Coraline turned her back on the door and began to run, as fast as was practical, through the dark corridor, running her hand along the wall to make sure she didn’t bump into anything or get turned around in the darkness.

It was an uphill run, and it seemed to her that it went on for a longer distance than anything could possibly go. The wall she was touching felt warm and yielding now, and, she realized, it felt as it were covered in a fine downy fur. It moved, as if it were taking a breath. She snatched her hand away from it.

Winds howled in the dark.

She was scared she would bump into something, and she put out her hand for the wall once more. This time what she touched felt hot and wet, as if she had put her hand in somebody’s mouth, and she pulled it back with a small wail.

Her eyes had adjusted to the dark. She could half see, as faintly glowing patches ahead of her, two adults, three children. She could hear the cat, too, padding in the dark in front of her.

And there was something else, which suddenly scuttled between her feet, nearly sending Coraline flying. She caught herself before she went down, using her own momentum to keep moving. She knew that if she fell in that corridor she might never get up again. Whatever that corridor was was older by far than the other mother. It was deep, and slow, and it knew that she was there. . . .

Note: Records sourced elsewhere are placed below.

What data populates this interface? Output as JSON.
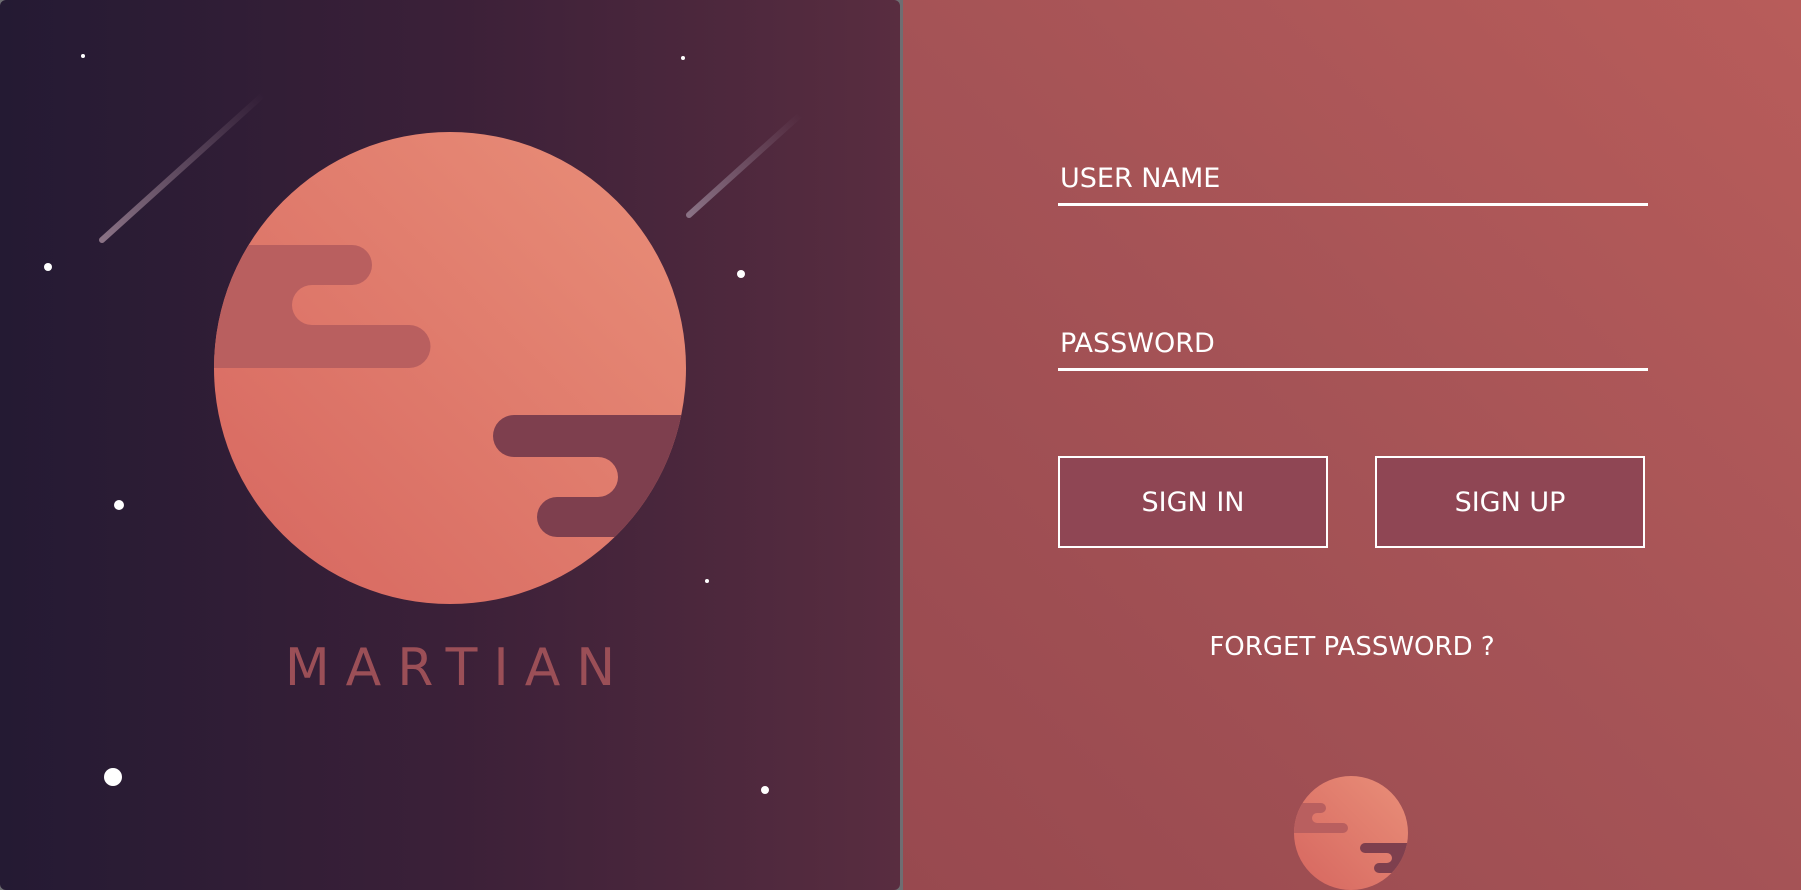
{
  "brand": {
    "name": "MARTIAN"
  },
  "login": {
    "username_placeholder": "USER NAME",
    "password_placeholder": "PASSWORD",
    "signin_label": "SIGN IN",
    "signup_label": "SIGN UP",
    "forget_label": "FORGET PASSWORD ?"
  },
  "colors": {
    "planet_light": "#e78c78",
    "planet_dark": "#d6665f",
    "left_bg_start": "#241a33",
    "left_bg_end": "#592d40",
    "right_bg": "#a55356",
    "button_fill": "#8f4654"
  }
}
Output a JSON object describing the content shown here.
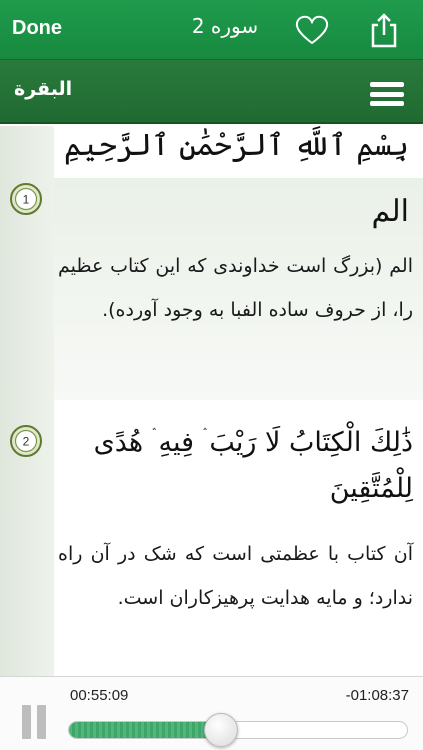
{
  "header": {
    "done_label": "Done",
    "surah_label": "سوره 2"
  },
  "subheader": {
    "sura_name": "البقرة"
  },
  "basmala": "بِسْمِ ٱللَّهِ ٱلرَّحْمَٰنِ ٱلرَّحِيمِ",
  "verses": [
    {
      "number": "1",
      "arabic": "الم",
      "translation": "الم (بزرگ است خداوندی که این کتاب عظیم را، از حروف ساده الفبا به وجود آورده)."
    },
    {
      "number": "2",
      "arabic": "ذَٰلِكَ الْكِتَابُ لَا رَيْبَ ۛ فِيهِ ۛ هُدًى لِلْمُتَّقِينَ",
      "translation": "آن کتاب با عظمتی است که شک در آن راه ندارد؛ و مایه هدایت پرهیزکاران است."
    }
  ],
  "player": {
    "elapsed": "00:55:09",
    "remaining": "-01:08:37",
    "progress": 0.45
  },
  "colors": {
    "accent": "#1f9b4c",
    "subbar": "#2a7a3c"
  }
}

Then daylight appeared, and she ran toward it, puffing and wheezing. “Almost there,” she called encouragingly, but in the light she discovered that the wraiths had gone, and she was alone. She did not have time to wonder what had happened to them. Panting for breath, she staggered through the door, and slammed it behind her with the loudest, most satisfying bang you can imagine.

Coraline locked the door with the key, and put the key back into her pocket.

The black cat was huddled in the farthest corner of the room, the pink tip of its tongue showing, its eyes wide. Coraline went over to it and crouched down beside it. Copyright 2016 - 2024